Start of RECORD EXTRACTS

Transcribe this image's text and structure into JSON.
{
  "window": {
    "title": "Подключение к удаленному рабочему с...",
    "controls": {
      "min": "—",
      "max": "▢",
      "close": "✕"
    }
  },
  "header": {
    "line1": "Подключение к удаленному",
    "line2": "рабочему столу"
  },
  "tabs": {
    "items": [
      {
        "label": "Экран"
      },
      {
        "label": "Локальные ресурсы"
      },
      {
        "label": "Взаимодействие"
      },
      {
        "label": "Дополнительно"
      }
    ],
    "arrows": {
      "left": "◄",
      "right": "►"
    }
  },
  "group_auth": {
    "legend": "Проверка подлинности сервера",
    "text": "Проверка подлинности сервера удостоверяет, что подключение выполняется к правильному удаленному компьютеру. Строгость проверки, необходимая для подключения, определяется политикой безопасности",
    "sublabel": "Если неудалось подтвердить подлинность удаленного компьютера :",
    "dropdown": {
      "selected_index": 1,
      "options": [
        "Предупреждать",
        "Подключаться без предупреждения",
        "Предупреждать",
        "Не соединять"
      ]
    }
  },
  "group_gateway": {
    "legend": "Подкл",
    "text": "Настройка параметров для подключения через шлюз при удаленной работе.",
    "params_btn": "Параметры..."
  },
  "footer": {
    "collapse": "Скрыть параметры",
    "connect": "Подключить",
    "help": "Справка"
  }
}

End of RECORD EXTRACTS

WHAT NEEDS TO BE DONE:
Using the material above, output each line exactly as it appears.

RESPONSE TO THIS TASK:
Transcribe this image's text and structure into JSON.
{
  "window": {
    "title": "Подключение к удаленному рабочему с...",
    "controls": {
      "min": "—",
      "max": "▢",
      "close": "✕"
    }
  },
  "header": {
    "line1": "Подключение к удаленному",
    "line2": "рабочему столу"
  },
  "tabs": {
    "items": [
      {
        "label": "Экран"
      },
      {
        "label": "Локальные ресурсы"
      },
      {
        "label": "Взаимодействие"
      },
      {
        "label": "Дополнительно"
      }
    ],
    "arrows": {
      "left": "◄",
      "right": "►"
    }
  },
  "group_auth": {
    "legend": "Проверка подлинности сервера",
    "text": "Проверка подлинности сервера удостоверяет, что подключение выполняется к правильному удаленному компьютеру. Строгость проверки, необходимая для подключения, определяется политикой безопасности",
    "sublabel": "Если неудалось подтвердить подлинность удаленного компьютера :",
    "dropdown": {
      "selected_index": 1,
      "options": [
        "Предупреждать",
        "Подключаться без предупреждения",
        "Предупреждать",
        "Не соединять"
      ]
    }
  },
  "group_gateway": {
    "legend": "Подкл",
    "text": "Настройка параметров для подключения через шлюз при удаленной работе.",
    "params_btn": "Параметры..."
  },
  "footer": {
    "collapse": "Скрыть параметры",
    "connect": "Подключить",
    "help": "Справка"
  }
}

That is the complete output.